South Africa’s foreign minister, Naledi Pandor, will also meet with US Secretary of State Antony Blinken, according to a statement shared on Twitter by South Africa’s Department of International Relations and Cooperation.
The US ambassador, Reuben Brigety, said at a press conference on Thursday that South Africa had loaded weapons and ammunition on to a Russian vessel, which is under sanctions, at the Simon’s Town naval base near Cape Town in December last year. The arms were then transported to Russia, Brigety said.
He called South Africa’s “arming” of Russia “fundamentally unacceptable”.
After Brigety’s comments, the South African president, Cyril Ramaphosa, confirmed an investigation was under way into the visit by the Russian cargo ship. He said that investigation had started before Brigety went public with his accusation, and it would use any evidence US intelligence officials had over the alleged arms. His office said in a statement there was currently “no evidence” that arms were loaded on to the ship in South Africa.
The foreign ministry said in its statement that there was “no record of an approved arms sale by the state to Russia related to the period/incident in question”.
The Associated Press has independently verified that the Lady R did visit the South African naval base from 6 to 8 December, as Brigety claimed, and that it is tied to a company that has been placed under sanction by the US for transporting weapons for the Russian government and aiding its war effort.
The issue threatens to seriously strain the relationship between the US and one of its key African partners. Monyela said South Africa would issue a “demarche” against Brigety for his allegations, a diplomatic term that refers to a formal complaint. He also said in his Twitter post that South Africa “values the relations we have with the United States of America. They’re cordial, strong and mutually beneficial”.
Ramaphosa’s office criticised Brigety on Thursday for making the allegations public.
South Africa’s position on the war on Ukraine has troubled the US and other western nations ever since it abstained last year in a UN vote condemning Russia’s invasion.
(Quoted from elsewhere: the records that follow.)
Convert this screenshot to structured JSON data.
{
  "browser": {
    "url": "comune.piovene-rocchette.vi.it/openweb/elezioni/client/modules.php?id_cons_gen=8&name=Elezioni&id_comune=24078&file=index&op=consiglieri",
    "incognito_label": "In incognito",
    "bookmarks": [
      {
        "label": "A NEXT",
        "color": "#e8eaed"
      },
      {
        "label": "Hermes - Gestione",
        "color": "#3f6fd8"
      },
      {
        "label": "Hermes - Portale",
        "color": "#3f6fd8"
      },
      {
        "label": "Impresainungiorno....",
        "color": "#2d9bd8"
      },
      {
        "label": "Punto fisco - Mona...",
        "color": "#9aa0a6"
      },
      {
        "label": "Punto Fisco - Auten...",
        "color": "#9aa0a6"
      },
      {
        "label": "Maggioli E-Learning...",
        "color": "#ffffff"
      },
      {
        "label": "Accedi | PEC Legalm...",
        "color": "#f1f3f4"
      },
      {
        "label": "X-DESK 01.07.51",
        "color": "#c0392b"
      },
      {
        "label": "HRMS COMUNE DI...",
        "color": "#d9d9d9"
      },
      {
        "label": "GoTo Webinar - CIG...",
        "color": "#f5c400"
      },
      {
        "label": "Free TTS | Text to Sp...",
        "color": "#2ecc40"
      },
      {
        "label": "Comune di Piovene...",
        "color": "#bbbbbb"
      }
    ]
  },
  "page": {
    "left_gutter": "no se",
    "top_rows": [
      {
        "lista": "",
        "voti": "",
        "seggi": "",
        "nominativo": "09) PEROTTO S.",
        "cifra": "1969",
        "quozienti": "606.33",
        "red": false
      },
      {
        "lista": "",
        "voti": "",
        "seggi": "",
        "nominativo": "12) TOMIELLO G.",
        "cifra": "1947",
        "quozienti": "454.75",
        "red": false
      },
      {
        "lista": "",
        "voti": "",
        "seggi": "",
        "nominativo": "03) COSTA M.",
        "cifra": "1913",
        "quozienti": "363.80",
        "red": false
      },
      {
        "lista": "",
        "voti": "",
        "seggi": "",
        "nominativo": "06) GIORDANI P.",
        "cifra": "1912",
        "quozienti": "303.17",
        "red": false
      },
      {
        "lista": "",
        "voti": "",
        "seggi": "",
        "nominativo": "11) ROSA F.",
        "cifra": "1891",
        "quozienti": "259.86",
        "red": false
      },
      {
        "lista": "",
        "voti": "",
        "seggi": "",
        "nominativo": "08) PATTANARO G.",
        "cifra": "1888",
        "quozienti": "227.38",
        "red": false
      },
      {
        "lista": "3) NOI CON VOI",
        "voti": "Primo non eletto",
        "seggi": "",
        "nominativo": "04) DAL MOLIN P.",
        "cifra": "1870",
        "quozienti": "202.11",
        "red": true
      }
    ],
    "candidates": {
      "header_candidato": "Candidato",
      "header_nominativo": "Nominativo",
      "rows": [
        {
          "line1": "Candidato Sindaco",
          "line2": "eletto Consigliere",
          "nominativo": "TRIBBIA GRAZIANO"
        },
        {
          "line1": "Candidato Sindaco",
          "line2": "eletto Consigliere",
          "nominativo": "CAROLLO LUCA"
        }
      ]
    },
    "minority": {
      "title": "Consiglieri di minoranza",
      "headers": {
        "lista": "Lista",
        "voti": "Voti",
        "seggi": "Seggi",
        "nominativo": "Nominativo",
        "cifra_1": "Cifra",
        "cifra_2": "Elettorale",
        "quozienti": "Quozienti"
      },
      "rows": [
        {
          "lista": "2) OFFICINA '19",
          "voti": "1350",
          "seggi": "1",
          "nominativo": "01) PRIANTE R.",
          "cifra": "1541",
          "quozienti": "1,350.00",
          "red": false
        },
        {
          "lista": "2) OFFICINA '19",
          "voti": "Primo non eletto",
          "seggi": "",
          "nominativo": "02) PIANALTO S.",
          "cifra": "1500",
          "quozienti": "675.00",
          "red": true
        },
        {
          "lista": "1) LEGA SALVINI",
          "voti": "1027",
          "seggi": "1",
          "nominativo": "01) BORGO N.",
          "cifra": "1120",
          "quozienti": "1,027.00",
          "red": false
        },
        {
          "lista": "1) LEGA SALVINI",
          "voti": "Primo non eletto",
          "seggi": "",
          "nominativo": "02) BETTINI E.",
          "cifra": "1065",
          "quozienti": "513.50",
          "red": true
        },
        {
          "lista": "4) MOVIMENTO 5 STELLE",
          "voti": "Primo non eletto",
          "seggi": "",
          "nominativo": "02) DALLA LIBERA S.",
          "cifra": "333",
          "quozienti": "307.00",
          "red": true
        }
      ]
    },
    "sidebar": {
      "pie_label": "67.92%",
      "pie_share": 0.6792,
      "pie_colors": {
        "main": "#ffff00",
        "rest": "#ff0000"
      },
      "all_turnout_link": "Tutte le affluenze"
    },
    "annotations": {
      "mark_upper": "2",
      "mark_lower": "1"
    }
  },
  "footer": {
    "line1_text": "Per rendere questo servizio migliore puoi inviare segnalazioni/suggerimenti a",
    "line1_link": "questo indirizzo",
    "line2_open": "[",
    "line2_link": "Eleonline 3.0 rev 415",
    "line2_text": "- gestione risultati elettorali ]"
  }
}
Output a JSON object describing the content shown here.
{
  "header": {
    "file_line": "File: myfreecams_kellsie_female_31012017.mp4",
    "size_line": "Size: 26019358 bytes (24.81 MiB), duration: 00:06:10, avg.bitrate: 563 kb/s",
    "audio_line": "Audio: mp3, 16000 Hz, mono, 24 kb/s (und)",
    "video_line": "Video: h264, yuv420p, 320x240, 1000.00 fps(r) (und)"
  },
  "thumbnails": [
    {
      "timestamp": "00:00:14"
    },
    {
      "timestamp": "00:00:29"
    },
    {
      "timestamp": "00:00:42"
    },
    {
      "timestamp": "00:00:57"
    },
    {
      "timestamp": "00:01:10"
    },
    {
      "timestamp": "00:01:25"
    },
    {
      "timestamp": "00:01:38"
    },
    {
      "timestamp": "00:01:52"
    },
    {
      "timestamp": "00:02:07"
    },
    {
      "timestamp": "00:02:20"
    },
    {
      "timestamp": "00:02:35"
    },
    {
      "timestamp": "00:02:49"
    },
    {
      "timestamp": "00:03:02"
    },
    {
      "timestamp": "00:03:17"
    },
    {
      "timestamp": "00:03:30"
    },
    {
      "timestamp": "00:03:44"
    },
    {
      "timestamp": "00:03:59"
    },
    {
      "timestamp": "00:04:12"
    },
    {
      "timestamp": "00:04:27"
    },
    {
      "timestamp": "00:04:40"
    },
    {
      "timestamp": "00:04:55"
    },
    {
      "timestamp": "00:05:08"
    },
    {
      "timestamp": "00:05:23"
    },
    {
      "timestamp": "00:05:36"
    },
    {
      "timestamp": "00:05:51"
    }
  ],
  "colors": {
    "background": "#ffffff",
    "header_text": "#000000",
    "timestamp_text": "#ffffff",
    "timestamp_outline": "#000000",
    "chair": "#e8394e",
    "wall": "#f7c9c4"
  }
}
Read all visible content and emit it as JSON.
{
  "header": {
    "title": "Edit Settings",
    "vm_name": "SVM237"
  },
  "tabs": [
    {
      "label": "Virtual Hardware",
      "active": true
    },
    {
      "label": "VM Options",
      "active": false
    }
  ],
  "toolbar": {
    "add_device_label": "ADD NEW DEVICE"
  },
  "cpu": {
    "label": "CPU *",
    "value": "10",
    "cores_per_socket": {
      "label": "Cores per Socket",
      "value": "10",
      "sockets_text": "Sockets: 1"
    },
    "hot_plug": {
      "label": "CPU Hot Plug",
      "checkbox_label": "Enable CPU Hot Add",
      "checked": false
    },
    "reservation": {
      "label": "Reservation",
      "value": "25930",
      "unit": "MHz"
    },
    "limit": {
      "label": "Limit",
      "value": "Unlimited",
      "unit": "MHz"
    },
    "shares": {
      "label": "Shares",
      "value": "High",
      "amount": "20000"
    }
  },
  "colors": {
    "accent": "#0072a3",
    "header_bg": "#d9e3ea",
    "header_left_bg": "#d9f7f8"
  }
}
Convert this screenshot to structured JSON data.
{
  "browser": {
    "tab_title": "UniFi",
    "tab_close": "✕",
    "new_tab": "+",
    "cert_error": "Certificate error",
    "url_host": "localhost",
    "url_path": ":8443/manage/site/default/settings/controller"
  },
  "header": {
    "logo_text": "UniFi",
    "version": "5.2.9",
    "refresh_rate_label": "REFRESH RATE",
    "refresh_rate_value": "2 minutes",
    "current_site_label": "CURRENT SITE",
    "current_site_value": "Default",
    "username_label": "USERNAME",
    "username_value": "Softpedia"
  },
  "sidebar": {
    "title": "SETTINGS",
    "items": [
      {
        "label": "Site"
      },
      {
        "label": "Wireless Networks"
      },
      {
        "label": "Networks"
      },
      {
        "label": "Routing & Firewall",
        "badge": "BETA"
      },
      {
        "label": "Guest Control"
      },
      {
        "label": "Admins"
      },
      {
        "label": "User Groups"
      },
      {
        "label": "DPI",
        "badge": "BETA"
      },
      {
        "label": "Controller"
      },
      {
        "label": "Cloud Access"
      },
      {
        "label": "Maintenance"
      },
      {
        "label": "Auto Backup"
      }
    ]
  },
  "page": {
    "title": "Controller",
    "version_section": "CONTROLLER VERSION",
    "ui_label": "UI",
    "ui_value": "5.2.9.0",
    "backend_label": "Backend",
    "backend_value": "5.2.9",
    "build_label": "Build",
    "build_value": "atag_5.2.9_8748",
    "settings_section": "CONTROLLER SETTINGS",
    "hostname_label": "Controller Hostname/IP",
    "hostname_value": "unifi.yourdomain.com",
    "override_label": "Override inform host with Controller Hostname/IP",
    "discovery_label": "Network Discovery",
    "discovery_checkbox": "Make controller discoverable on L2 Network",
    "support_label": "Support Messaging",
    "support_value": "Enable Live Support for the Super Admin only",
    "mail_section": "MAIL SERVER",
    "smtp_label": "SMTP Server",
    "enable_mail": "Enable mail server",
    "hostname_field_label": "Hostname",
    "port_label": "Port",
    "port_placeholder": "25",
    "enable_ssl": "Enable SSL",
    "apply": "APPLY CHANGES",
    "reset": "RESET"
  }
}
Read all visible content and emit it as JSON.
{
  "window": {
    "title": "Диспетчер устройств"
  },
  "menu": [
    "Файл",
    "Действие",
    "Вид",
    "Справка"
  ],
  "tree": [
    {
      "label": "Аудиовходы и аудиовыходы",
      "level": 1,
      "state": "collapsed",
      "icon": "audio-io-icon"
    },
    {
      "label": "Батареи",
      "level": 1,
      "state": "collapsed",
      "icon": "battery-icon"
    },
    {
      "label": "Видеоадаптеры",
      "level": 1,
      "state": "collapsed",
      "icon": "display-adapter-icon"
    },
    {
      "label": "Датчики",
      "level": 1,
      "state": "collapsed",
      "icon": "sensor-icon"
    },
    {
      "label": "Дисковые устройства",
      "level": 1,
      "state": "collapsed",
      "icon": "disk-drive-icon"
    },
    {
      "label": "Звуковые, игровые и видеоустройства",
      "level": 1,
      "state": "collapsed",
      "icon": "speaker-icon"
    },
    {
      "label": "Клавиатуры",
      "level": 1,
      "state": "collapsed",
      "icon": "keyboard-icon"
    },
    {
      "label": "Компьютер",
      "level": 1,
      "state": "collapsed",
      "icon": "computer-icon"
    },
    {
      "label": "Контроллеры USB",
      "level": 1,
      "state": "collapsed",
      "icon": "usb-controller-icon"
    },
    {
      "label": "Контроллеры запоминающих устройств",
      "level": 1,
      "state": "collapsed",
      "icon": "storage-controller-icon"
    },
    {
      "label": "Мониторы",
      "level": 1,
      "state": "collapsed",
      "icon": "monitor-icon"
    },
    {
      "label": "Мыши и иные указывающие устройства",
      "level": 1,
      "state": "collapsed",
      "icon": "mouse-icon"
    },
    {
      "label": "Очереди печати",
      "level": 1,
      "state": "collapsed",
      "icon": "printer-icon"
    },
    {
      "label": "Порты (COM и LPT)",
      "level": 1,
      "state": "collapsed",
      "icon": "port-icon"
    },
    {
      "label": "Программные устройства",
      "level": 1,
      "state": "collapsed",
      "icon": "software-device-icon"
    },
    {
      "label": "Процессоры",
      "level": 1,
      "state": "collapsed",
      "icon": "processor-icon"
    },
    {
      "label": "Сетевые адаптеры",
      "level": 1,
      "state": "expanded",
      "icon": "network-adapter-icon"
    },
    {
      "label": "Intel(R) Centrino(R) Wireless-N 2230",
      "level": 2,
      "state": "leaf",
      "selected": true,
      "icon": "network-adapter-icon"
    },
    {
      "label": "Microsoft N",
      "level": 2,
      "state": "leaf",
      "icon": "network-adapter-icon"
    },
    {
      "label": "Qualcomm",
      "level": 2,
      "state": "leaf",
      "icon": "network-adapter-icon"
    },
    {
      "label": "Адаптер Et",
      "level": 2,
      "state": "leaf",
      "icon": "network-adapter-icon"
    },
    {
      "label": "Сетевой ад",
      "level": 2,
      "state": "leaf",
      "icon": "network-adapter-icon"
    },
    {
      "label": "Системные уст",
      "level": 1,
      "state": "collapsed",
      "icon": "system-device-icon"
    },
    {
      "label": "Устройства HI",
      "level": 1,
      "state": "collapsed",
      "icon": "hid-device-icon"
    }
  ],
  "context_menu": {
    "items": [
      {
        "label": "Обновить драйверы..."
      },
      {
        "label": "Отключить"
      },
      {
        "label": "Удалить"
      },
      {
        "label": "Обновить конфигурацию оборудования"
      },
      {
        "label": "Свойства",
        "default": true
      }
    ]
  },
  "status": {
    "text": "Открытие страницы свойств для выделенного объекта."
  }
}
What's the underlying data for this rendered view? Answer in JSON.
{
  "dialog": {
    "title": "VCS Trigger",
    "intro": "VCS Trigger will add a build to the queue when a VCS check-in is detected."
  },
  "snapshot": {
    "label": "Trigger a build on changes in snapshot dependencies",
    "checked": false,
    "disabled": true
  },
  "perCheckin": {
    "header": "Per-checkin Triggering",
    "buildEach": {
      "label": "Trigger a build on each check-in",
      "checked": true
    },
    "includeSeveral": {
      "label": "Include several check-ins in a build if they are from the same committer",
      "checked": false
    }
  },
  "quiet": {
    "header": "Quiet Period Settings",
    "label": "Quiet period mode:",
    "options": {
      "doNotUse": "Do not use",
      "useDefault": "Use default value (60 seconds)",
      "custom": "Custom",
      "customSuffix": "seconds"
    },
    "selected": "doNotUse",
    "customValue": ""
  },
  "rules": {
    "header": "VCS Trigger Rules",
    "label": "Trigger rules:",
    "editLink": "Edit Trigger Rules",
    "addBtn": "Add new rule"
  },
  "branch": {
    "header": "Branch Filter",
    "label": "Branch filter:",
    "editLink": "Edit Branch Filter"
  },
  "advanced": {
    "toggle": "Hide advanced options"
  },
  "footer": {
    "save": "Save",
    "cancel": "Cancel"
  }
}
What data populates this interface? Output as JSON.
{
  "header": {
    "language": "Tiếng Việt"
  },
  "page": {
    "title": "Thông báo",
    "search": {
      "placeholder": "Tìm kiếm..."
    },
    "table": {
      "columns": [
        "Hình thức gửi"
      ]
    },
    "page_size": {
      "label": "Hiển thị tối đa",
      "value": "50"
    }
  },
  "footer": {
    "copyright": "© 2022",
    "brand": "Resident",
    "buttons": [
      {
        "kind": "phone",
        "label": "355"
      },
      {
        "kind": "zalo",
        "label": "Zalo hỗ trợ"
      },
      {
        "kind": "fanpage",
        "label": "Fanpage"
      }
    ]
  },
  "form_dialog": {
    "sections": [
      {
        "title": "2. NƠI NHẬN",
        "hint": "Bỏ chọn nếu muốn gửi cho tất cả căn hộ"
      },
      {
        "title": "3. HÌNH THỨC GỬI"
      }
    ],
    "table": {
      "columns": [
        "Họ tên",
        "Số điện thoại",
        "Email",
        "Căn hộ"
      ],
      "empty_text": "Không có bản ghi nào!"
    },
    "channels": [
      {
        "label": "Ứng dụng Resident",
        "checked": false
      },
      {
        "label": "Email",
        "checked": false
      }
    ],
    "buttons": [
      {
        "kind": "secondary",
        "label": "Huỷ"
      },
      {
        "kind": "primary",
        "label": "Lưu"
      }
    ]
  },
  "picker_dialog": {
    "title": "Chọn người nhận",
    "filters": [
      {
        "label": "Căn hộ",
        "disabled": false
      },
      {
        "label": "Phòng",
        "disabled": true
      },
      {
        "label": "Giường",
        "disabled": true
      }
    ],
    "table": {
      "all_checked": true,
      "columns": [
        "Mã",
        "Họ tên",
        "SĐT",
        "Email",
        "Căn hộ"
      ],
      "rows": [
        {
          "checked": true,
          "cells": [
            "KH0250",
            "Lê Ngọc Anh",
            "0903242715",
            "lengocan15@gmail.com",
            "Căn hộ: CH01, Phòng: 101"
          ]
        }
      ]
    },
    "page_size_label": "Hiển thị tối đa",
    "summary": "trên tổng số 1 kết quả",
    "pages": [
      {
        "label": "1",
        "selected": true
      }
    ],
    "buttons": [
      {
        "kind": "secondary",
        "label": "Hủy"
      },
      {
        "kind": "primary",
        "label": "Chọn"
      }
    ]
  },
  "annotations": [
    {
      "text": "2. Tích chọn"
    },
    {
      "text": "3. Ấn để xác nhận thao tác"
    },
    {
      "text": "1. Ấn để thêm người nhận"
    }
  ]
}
South Africa stated it would take a neutral stance over the war but critics said it had in effect sided with Moscow after it hosted the Russian foreign minister, Sergei Lavrov, for talks in January and allowed Russian and Chinese warships to use its waters for joint naval drills off its east coast in February.
The exercises coincided with the one-year anniversary of Russia’s invasion of Ukraine.
The South African government has also indicated it would be unwilling to arrest the Russian president, Vladimir Putin, if he visited, as expected, for a meeting of leaders of the Brics economic bloc in August, despite the international criminal court issuing an arrest warrant for him.
South Africa is a signatory to the international court and is obliged to arrest Putin if he sets foot on its territory.
South Africa has a historical relationship with Russia owing to the former Soviet Union’s support for the ruling African National Congress when it was a liberation movement fighting to end the apartheid regime of segregation that oppressed the country’s Black majority.